Contemplating the chaotic scenery of Passover cleaning, menu brainstorming, and all that goes into the preparation of this Jewish holiday can be a little overwhelming. What goes on behind the scenes is quite deep actually. The ceremonial process of Passover preparation is actually a tremendous source of inspiration and strength for us as we approach the Seder, that annual commemoration of our miraculous freedom from slavery in Egypt.

Seder” is the Hebrew word for order. The cleaning and organizational process we do before Pesach helps us address our need to make Seder in our thoughts and in our souls.

This is the time to clear the metaphorical shelves of unwanted, unhelpful ideas and unwelcome, difficult emotions we have consciously or unconsciously stocked up on during the year: from excuses that stop us from developing our full potential to a rainbow of colorful reasons that prevent relationships from healing or blossoming. It could be emotional burdens that, like heavy bags on our shoulders, we feel we must carry. It could be postponing the things that matter most to us. It could be surrendering to daily life management and giving up on finding love.

This time of the year we have a unique opportunity to tap into the spiritual energy of freedom, and make changes.

Our homes, particularly our kitchens, reflect in many ways the way we feel inside, a little bit like a thermometer/barometer. For me, mastering the art of preparing for the telling of the Exodus has been about realizing how much I could objectively take upon myself (in fact, very little!) and setting my priorities accordingly. As Pesach approaches each year, I relearn to compromise my expectations and to accept my actual limitations with kindness and compassion. Passover cleaning reminds me to let go of many, many things in my home (and even some notions I find I accumulate or social obligations I take upon myself), so that the things I actually choose to keep in my life are those that serve me, rather than enslave me into daily cleaning, organization, or maintenance.

Every little thing adds up and, at this point in my life, with our three beautiful children, a marvelous dog, and a super cute bunny rabbit, I need a light carrier bag on this journey. I wish to keep conscious of feeling charged in good vibes and positive energy. I try to think creatively and, yes, realistically. I choose to let go of negativity and focus my daily actions towards feeling grateful, fulfilled, and empowered.

And for those times/moments where I find myself, almost as a spectator might observe me, feeling overwhelmed, stuck, or imprisoned by too many responsibilities or commitments, I find reassurance by going back to our roots and remembering the greatness and kindness of our all-time Redeemer.

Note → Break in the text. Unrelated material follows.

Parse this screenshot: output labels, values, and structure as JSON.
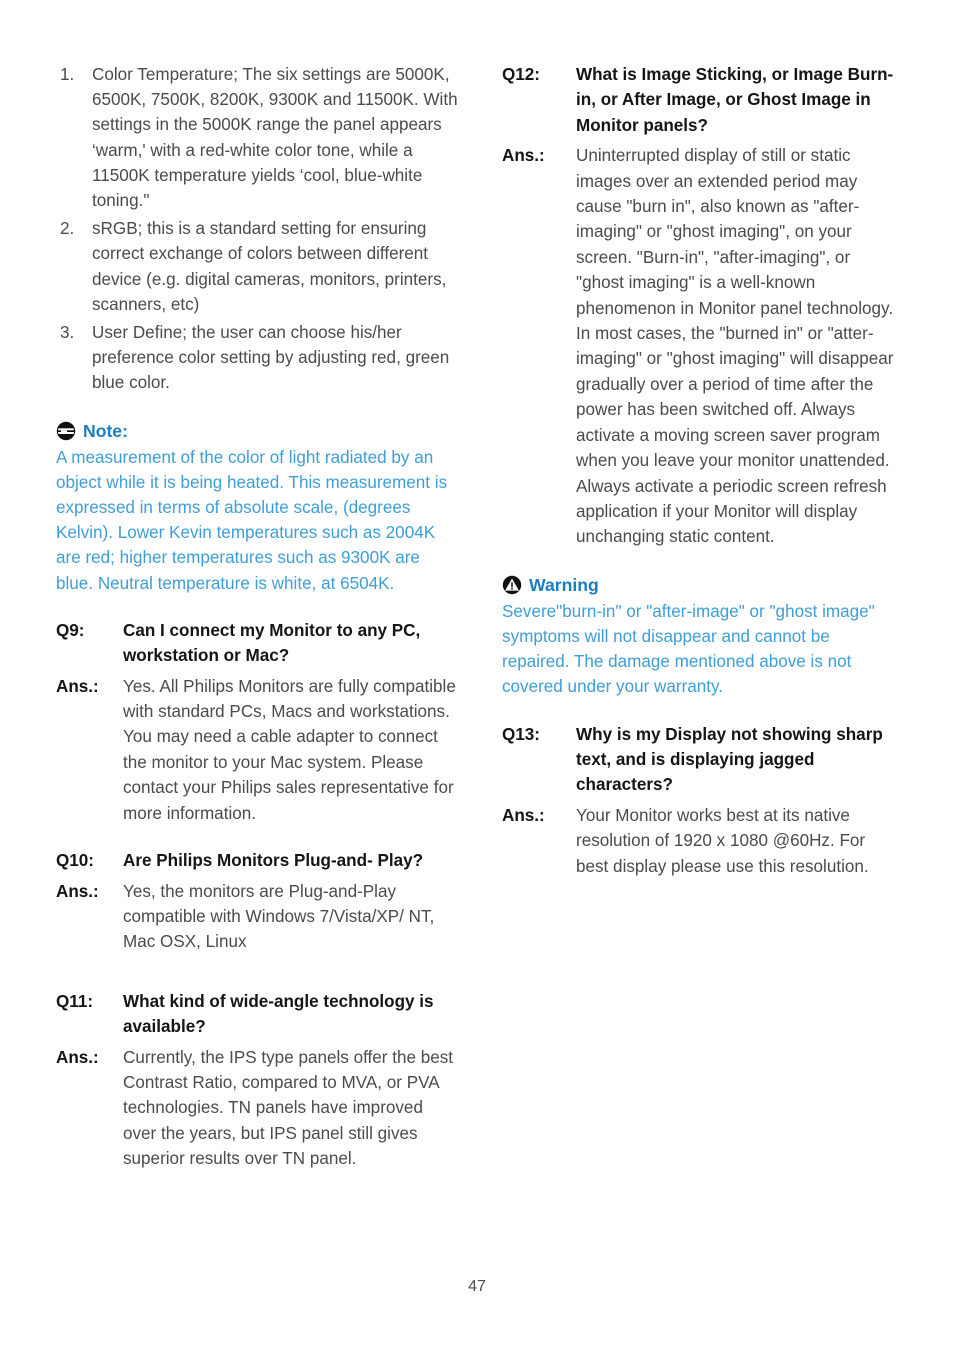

I dare believe in the greatest power of healing ever encountered. I lift my eyes to our Creator and Provider, acknowledging my helplessness, acknowledging in humility that I don’t know it all, that I can’t do it all, and that I believe that in Hashem’s great kindness our prayers will be answered, B”H. B’ezrat Hashem, I say: with G-d’s help, peace and serenity is on the way.

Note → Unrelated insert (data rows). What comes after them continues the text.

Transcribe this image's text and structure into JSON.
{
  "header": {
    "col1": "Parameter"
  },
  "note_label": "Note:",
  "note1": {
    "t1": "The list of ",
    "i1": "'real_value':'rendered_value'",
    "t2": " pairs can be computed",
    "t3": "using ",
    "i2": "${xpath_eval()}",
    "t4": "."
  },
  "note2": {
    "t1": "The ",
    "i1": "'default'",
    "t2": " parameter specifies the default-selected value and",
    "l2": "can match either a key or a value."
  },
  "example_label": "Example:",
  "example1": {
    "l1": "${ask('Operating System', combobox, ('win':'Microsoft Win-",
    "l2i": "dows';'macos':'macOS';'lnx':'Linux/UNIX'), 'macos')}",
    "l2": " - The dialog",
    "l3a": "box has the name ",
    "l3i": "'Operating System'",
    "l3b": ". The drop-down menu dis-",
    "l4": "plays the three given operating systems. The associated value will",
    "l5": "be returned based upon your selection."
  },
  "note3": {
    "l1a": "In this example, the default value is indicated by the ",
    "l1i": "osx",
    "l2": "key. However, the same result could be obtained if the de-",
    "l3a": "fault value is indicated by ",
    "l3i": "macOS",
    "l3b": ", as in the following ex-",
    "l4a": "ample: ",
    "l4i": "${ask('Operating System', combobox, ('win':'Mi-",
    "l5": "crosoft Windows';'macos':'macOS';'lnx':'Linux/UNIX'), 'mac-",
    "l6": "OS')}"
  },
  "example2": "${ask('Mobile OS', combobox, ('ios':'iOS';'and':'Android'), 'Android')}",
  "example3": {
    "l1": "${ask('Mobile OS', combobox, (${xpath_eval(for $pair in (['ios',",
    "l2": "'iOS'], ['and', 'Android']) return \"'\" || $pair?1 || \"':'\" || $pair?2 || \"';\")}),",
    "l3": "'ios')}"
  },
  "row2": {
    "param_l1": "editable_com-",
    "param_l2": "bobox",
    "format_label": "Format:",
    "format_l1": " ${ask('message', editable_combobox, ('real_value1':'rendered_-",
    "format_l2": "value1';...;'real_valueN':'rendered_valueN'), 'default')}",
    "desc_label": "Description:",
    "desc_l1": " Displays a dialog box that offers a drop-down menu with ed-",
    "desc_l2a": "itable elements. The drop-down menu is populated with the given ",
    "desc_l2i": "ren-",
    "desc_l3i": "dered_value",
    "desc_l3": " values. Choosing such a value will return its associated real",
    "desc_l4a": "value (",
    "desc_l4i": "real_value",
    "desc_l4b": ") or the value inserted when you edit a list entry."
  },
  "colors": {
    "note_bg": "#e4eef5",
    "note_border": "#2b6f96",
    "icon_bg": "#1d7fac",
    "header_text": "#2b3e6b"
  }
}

With confidence and emuna we stand up grateful with our riches and strong before our challenges.  And most of all, we connect to joy, to simcha, and take inspiration from the Jewish women who took their tambourines and danced on their way out of Egypt, establishing the spirit of freedom and joy, and anticipating success as if it was already a reality.

Everyone in his own gifted and personal way can infuse life with spices of joy and emunah, even in something as mundane as cleaning for Pesach. This is our freedom.

May we rejoice in unity, like in the times at Mount Sinai, all together, as a nation, in Jerusalem!


Graduated from law school in Paris, with a diploma in Management Studies, and a Masters degree in Business Management in London, Jennyfer Dadon worked in the business field as an entrepreneur and an International  business consultant in Europe, Israel, and Asia before migrating to Dallas with her family. She is passionate about building up healthy minds, healthy relationships (inward and outward), positive thinking, “Koach Atodaa” (consciousness), and giving strength to transform and blossom. Contact her at and (214) 354-1874.